In terms of options, Toyota offers three levels of packages that add such features such as a JBL audio system, a seven-inch screen with Toyota's Entune infotainment system, sunroof, blind spot monitoring, Toyota's Safety Connect system, and aTechnology package that includes lane departure warning and radar cruise control. Option packages range from $1,860 to $4,430.
Hyundai only offers one option package for the Sonata Hybrid Limited known as the Ultimate package. For $4,500, this package adds such features such as lane departure warning, radar cruise control, automatic high beats, panoramic sunroof, Infinity premium audio system, and an eight-inch touchscreen with navigation.
Without options, the Sonata Hybrid Limited has the advantage. With options and both models are neck and neck.
I'm going to let our man on the Toyota beat, John Goreham sum up the Camry Hybrid.

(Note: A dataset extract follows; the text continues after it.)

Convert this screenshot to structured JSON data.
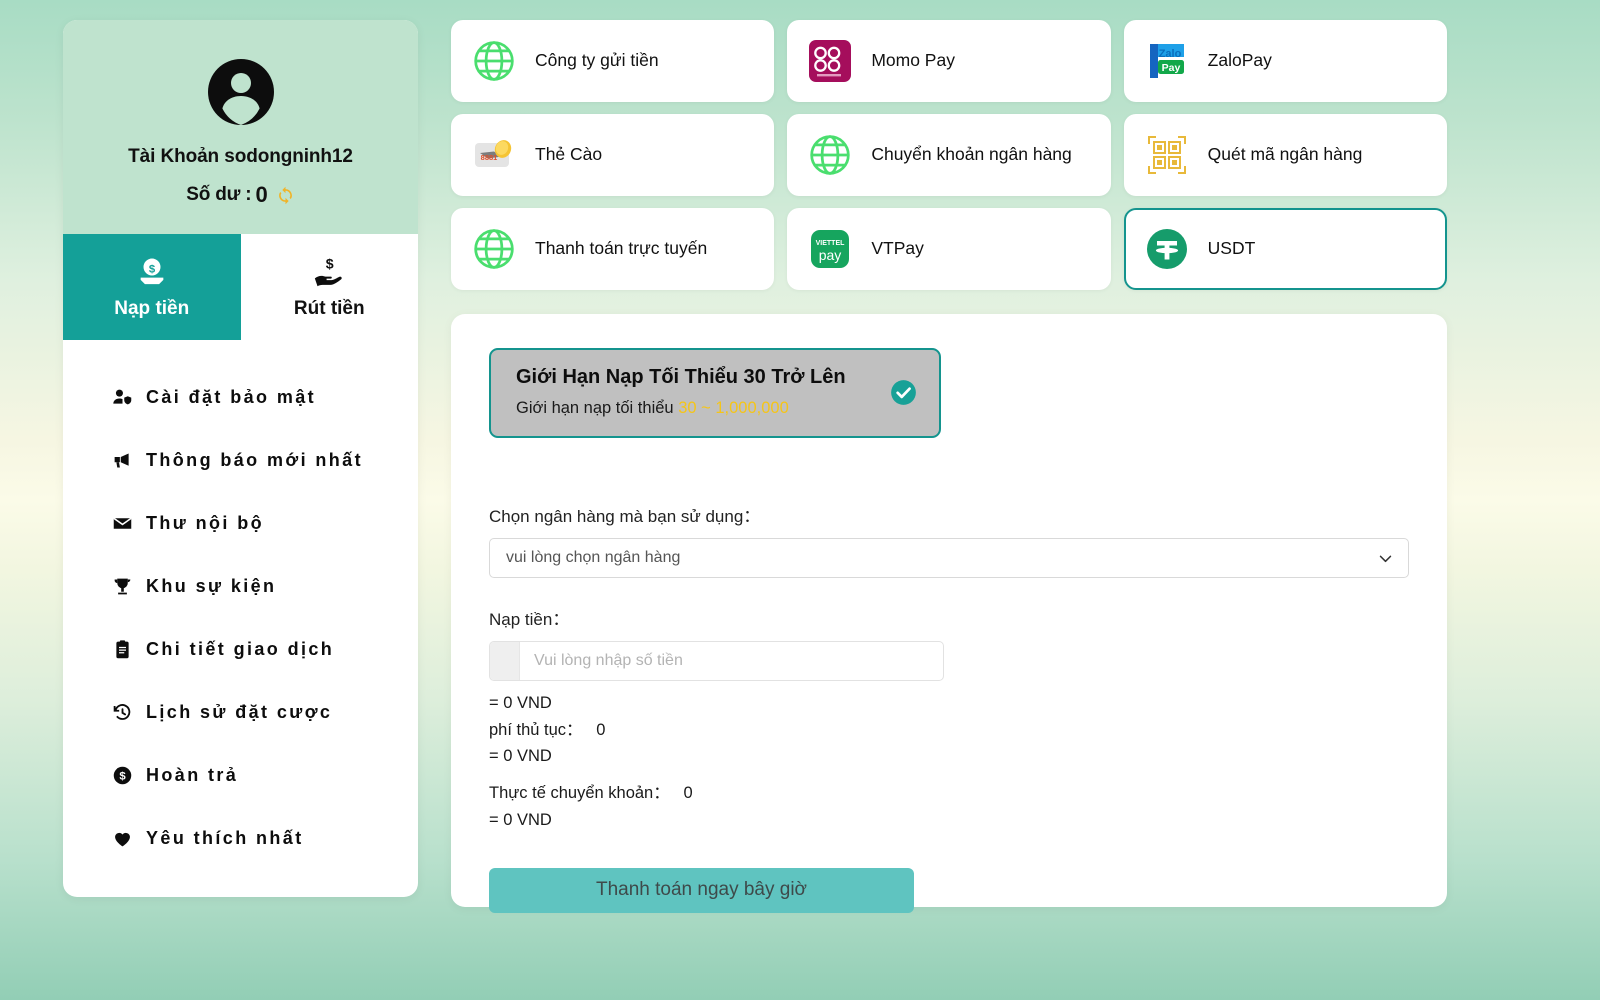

"The Camry Hybrid stands out in my mind because it adds power and torque. Aside from the emissions reductions and fuel economy savings, the Camry Hybrid is smoother and quieter than most cars in its class."
One more thing in the Toyota's corner, they a have a history of building reliable hybrid models.
Hyundai though has an interesting challenger in the Sonata Hybrid Limited. It matches the Camry Hybrid in terms of ride and handling, and the fuel economy numbers are very close. Plus, you have the long list of standard equipment on the Limited that the Camry Hybrid XLE cannot fully match.
So that makes the Hyundai Sonata Hybrid Limited our winner in this comparison? If we're talking about the models with no options, then the Sonata would be my pick. But add in the options on both models and it becomes a dead heat. Either way, both of these models make a strong case as to why you should consider them.
Pic Credit: Hyundai and Toyota